“Maybe,” said Alph, “but it worked.”
The dog dropped the trio outside Odd & Ends just as evening fell over Skymoore. It looked down at them expectantly. Alph reached into his pocket and produced a piece of cheese. The dog took it eagerly, and whined softly when it was gone.
“That’s all I got, big guy,” Alph said. He patted the dog’s paw. “I’ll pay you back some day. Promise.”
The dog barked once, and licked Alph, knocking the Minitoa on his butt, and then it ran off into the night.
“Well that was nice.”
“Not that nice,” Deacon said. “We attracted a lot of attention. We’re going to need to find a new home.”
“Yeah…” Alph said. “But we’re making a lot of friends today.”
“Temporary friends,” Deacon said. “I’d rather have a roof.”
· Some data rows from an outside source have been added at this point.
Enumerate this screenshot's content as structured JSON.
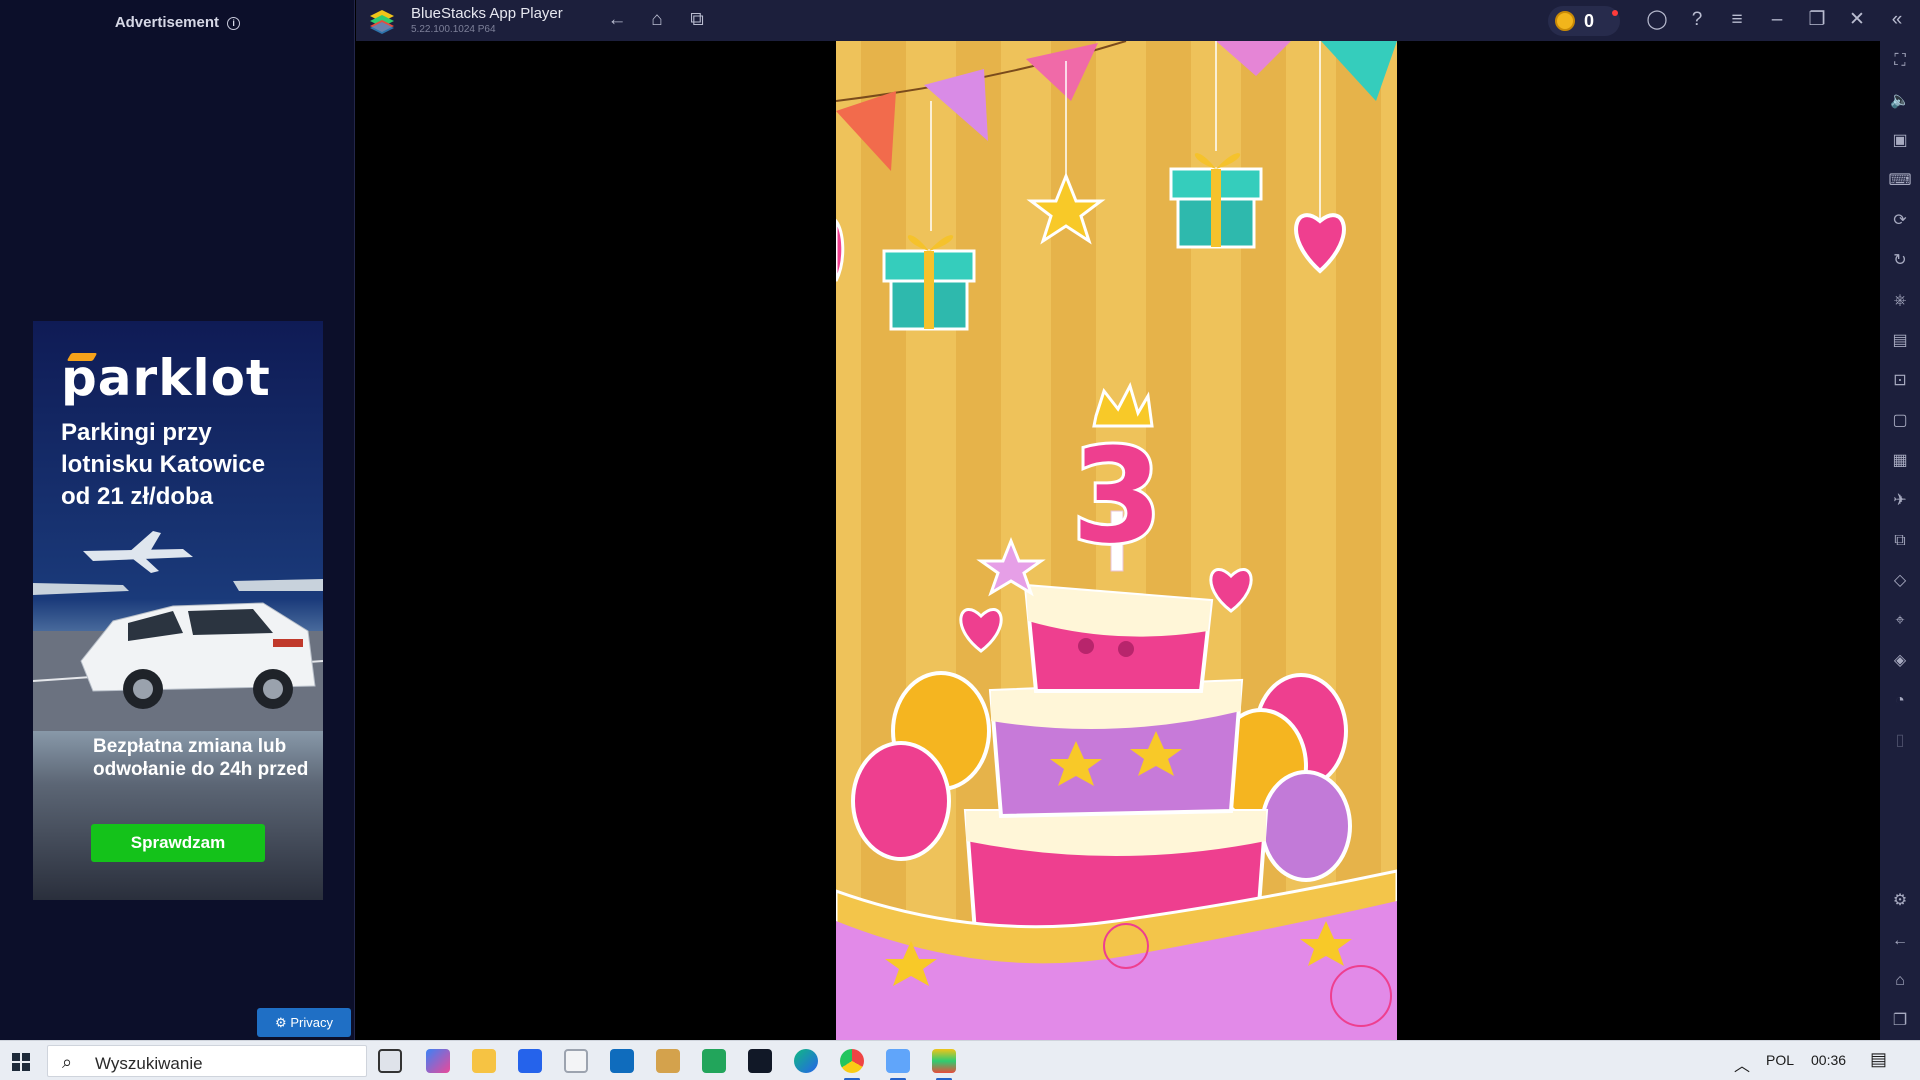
{
  "advertisement": {
    "header": "Advertisement",
    "info_icon": "info-icon",
    "brand": "parklot",
    "headline": "Parkingi przy lotnisku Katowice od 21 zł/doba",
    "subtext": "Bezpłatna zmiana lub odwołanie do 24h przed",
    "cta": "Sprawdzam",
    "privacy": "Privacy"
  },
  "titlebar": {
    "title": "BlueStacks App Player",
    "version": "5.22.100.1024  P64",
    "coins": "0",
    "nav_icons": [
      "back-icon",
      "home-icon",
      "multi-instance-icon"
    ],
    "window_icons": [
      "account-icon",
      "help-icon",
      "menu-icon",
      "minimize-icon",
      "restore-icon",
      "close-icon",
      "collapse-sidebar-icon"
    ]
  },
  "sidebar": {
    "icons": [
      "fullscreen-icon",
      "volume-icon",
      "media-icon",
      "keyboard-icon",
      "macro-icon",
      "rotate-icon",
      "gamepad-icon",
      "apk-icon",
      "screenshot-icon",
      "record-icon",
      "gallery-icon",
      "airplane-icon",
      "multi-instance-icon",
      "eraser-icon",
      "location-icon",
      "layers-icon",
      "eco-mode-icon",
      "panel-icon"
    ],
    "bottom_icons": [
      "settings-icon",
      "back-icon",
      "home-icon",
      "recent-apps-icon"
    ]
  },
  "game": {
    "age_number": "3",
    "colors": {
      "background": "#e6b34a",
      "pink": "#ee3f8f",
      "purple": "#c27ad8",
      "teal": "#34c6c0"
    }
  },
  "taskbar": {
    "search_placeholder": "Wyszukiwanie",
    "language": "POL",
    "time": "00:36",
    "apps": [
      "task-view-icon",
      "copilot-icon",
      "file-explorer-icon",
      "store-icon",
      "home-icon",
      "outlook-icon",
      "app-icon",
      "vpn-icon",
      "photoshop-icon",
      "edge-icon",
      "chrome-icon",
      "photos-icon",
      "bluestacks-icon"
    ]
  }
}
Pif, meanwhile, was working on lowering their makeshift pully elevator, crafted from string, a spool, and two cups, down into its proper position. With the Minitoa loaded in, Deacon hurled a small pebble into the other cup, raising theirs.
They’d carved a flap into the side of the shop, which allowed them to enter atop a high shelf, not far from the ceiling. From there, Pif deployed a MagiMart Expand-a-Ladder – a small stick embedded with a button that transformed the stick into a very tall ladder when pressed – and the group climbed up.
It was a tiring routine.
“We’re lucky it’s just the four of us,” Pif said as they climbed. “We waste so much air every day, if there was any more, we wouldn’t be sustainable. As it is, these gems only buy us about two weeks. I don’t know what we’re going to do when Almo wakes up.”
“We’re going to go home,” Deacon said.
“Almo, we’re back!” Alph called as he finished the climb, the last of the three to reach the rafters. Deacon and Pif were just standing there, staring at their camp. “What’s up?” Alph said, standing on his toes to see over their shoulders.
Standing over Almo, starring back at them, was another Minitoa. It was one of their less-humanoid members – essentially a one-eyed head supported by four legs. She had long, brown hair, and looked to be young for her kind.
“Whoa,” she said. “There’s a lot of you.”